Roger Ebert hailed True Romance as a silly teenage boy’s fantasy come to life, fun and energetic, but absurd. I was a silly teenage boy the first time I saw the Director’s Cut of True Romance on DVD, and like some of my friends at the time, I loved it. I still feel like a silly teenager on the inside sometimes, and that part of me still loves watching this action packed piece of Hollywood entertainment. It might be silly, but that never bothered me before anyways.
True Romance requires a suspension of disbelief, to get your mind past the idea that in a single night, a young comic book store employee named Clarence with a love for Elvis and Sonny Chiba Kung-fu flicks, and the bombshell first time prostitute Alabama hired by Clarence’s boss to give Clarence a good time on his birthday, would ever fall so deeply, madly in love, that they marry the next morning after he kills her pimp, and then set out on a soon to be violent honeymoon with a bag full of cocaine that belongs to the mobsters hot on their tail. Although, this is a Quentin Tarantino screenplay, so most of this sounds like a slow drive to grandma’s house in Tarantino Land.

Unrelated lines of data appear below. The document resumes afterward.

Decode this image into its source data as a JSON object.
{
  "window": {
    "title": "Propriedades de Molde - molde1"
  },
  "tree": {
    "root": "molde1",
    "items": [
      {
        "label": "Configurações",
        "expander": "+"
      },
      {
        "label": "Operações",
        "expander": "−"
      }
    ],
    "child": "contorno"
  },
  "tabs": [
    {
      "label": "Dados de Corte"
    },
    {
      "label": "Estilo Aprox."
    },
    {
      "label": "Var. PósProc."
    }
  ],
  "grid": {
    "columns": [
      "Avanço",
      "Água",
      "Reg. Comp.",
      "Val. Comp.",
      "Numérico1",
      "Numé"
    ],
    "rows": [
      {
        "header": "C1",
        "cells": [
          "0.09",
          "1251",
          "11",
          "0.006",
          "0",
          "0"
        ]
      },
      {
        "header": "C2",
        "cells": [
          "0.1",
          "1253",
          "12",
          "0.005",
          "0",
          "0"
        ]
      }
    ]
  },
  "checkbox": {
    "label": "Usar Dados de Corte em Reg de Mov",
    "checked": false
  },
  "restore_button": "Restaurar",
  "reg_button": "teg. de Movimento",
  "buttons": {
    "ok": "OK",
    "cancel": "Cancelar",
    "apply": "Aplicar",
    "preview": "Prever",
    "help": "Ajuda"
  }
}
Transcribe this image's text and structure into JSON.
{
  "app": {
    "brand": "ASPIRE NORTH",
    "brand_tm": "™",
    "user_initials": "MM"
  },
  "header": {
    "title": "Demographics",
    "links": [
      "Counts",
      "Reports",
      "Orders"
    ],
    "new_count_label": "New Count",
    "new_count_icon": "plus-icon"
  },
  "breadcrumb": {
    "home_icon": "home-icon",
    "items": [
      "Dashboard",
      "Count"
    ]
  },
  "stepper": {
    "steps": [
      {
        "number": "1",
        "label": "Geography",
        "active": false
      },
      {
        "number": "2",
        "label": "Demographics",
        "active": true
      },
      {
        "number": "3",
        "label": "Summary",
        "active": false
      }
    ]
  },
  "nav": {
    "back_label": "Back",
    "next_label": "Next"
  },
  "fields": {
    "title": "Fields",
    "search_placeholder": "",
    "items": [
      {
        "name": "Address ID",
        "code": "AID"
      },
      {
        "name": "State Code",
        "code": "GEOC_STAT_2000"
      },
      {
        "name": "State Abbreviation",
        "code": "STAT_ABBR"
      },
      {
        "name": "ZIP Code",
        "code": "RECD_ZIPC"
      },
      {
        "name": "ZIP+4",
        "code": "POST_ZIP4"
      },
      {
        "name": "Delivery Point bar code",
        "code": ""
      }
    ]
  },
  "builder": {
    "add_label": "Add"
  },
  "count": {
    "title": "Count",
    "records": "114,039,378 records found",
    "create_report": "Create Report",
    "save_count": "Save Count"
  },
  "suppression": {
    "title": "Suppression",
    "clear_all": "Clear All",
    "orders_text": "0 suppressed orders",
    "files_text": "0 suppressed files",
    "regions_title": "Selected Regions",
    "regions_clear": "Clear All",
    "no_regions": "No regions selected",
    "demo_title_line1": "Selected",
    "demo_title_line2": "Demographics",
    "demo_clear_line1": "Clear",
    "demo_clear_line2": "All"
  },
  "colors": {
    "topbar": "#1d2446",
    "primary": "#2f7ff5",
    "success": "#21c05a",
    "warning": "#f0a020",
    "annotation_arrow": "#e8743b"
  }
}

Christian Slater and Patricia Arquette star as Clarence and Alabama, respectively, the seemingly ideal cinematic couple. Sure, they’re both a little bit cuckoo when you look at the direction the narrative takes, you must be a bit wacko to get married within hours of meeting, but the natural chemistry between the two actors generates a palpable sensation of honest love oozing from Clarence and Alabama. You really feel the passion between them when they kiss and flirt with each other.
The rest of the cast is rounded out by a director’s wet dream of character actors, including Val Kilmer, Gary Oldman, Samuel L. Jackson, Brad Pitt, James Gandolfini, Christopher Walken, Michael Rappaport, Tom Sizemore, Christopher Penn, Bronson Pinchot, Saul Rubinek, and Dennis Hopper as the least crazy, perhaps even 100% normal character in the entire film. They all appear in one facet or another over the course of this ensemble piece, each adding their own unique stamp to the late Tony Scott’s coolest pure action movie. It’s a real pleasure seeing such a remarkable cast at the top of their game.
As strong as the two leads are, they just aren’t as good as my two favourite performances in True Romance, from Gary Oldman, and James Gandolfini. Oldman is almost obnoxiously over the top and nearly unrecognizable as Drexl Spivey, Alabama’s eccentric dead-eyed, scarred, dreadlocked pimp. In such a brief amount of screen time, he creates one of cinema’s most memorable movie villains, a nasty, vile, unpredictable psychopath.
The same can be said for Gandolfini as Coccotti’s underboss Virgil, a shotgun toting psycho in his own right, and the ultimate nightmare for the naive Alabama. He doesn’t get to say much, but what comes out of his mouth carries immeasurable contempt and cruelty, later witnessed physically manifested in his violent abuse of the strong willed Alabama. I genuinely felt afraid for her throughout their graphic struggle, despite my assumption she would eventually overcome Virgil in brutal fashion anyways. Gandolfini was always just that damn good.
Much has been made about the most popular sequence in the film, largely referred to as “the Sicilian scene”, a long conversation between Walken’s Don Vincent Coccotti, whose drugs Clarence and Alabama currently have in their possession, and Hopper’s Clifford, a former cop and Clarence’s estranged father. The popularity of the scene derives in part from the verbal duel between Coccotti and Clifford, which leads to one of the funniest moments in any film Tarantino had his hands on, invoking a big ole belly laugh for those open to the crude and otherwise offensive humour of the scene. It’s my favourite dialogue driven scene in the film, always captivating me with Tarantino’s linguistic flair, and the sharp delivery of the now classic lines by Walken and Hopper. Every single time I watch True Romance and Hopper says “You’re part eggplant.” to which Walken retorts, “You’re a cantaloupe.”, I laugh out loud, and hard.
And then of course, there’s the action. Fast, furious, brutal, and unflinching, the slew of volatile outbursts of stylish, balletic violence are both dazzling and brutal in the same breath, a hypnotic flurry of blood and death. As a teenager, I was completely blown away by just how violent and intense the imagery was. Even today I sometimes find myself picking my jaw off the floor after the infamous bloody final shootout, which you have to see to believe. Tony Scott directed the hell out of those action pieces, and it’s a joy to see their influence running rampant in today’s films.
When you analyze True Romance, the harder and deeper you look, the more likely you might be to find cracks in the foundation; it’s not the flawless masterpiece some might hope for. But if you take True Romance for what it is, a piece of entertainment, and you choose to view it on a superficial level only, you probably won’t find any cracks at all. Not every film has to be perfect to be great entertainment.
“You’re so cool. You’re so cool.”